Watching a child have an asthma attack is one of the scariest and worst things you can witness, especially when you have no clue on what to do or how to help the child. One of the first symptoms of an asthma attack is always their struggle to breathe, then perhaps some coughing, belly ache and wheezing. If nothing is done immediately then the symptoms will steadily get worse.
At this point, panicking is the worst thing you can do as the adult, because the child is already scared and, in some discomfort, what he/she needs is a calm and InControl person to comfort and reassure them that everything will be fine and to help them calm down and gain back control of their breathing if possible.
So, here are some steps to take to help you help a child during an asthma attack.
- The first and best thing to do is a take a few seconds to calm yourself down and not panic, because your panicking will only make things worse for the child.
- Then get the child to take a puff from their reliever inhaler, the advised dose is to take a puff once every 30 seconds to 60 seconds for a total of 10 puffs, having an asthma spacer (a device used to the ease of administering aerosolized medication from a metered-dose inhaler), helps you determine the correct usage.
- If after 6 to 7 puffs the child is still feeling breathless and in discomfort, call an ambulance immediately to be on the safe side so that the child can receive medical attention, it’s better to say sorry to the ambulance staff if after getting to 10 puffs before they get there, the child is all better. Than to regret calling only after getting to 10 puffs and have them arrive late with traffic excuses and your child paying the price.
- Of cause if for any reason you don’t have the inhaler with you or if the inhaler is empty, then there is no time to waste at all, get on the phone as soon as possible to call an ambulance for help, you can take into account your location and distance to the nearest clinic or hospital too, if you believe you can get your child there much faster than waiting around for an ambulance, then hurry up and go. While staying calm and doing your best to comfort the child in your care.
What to do after the symptoms of the asthma attack as improved.
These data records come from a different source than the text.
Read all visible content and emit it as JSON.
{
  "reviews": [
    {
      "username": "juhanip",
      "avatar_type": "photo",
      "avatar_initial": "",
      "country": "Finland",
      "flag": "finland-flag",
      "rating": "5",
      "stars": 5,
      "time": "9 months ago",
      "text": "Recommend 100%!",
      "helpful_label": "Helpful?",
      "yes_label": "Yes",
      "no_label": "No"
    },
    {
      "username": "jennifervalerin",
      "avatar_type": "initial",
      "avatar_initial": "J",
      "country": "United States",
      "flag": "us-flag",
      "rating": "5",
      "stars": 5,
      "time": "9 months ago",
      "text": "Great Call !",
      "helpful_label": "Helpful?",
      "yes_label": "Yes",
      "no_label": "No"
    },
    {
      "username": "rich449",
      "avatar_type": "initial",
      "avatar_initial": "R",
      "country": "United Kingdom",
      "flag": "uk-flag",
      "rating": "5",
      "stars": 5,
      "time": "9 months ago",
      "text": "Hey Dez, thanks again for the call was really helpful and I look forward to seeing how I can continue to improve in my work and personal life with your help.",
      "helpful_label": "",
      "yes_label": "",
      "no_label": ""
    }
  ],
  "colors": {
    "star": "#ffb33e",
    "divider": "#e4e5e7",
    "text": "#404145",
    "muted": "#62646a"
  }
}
After you have been successful in helping your child or a child in your care regain his or her breathing, it is still very important to make an appointment with the child’s paediatrician or inform the parent of the child in your care to make the appointment for a follow up check up within 24 hours of the initial asthma attack.
This follow up will allow the paediatrician to do a full check up to determine what triggered the asthma attack in the first place and to figure out if the child needs a higher dosage or if the medication needs to change completely, and to advise you on what you need to do to help prevent or reduce any future asthma attacks triggered by what ever triggered it this time around.
I wish your child good luck and good health.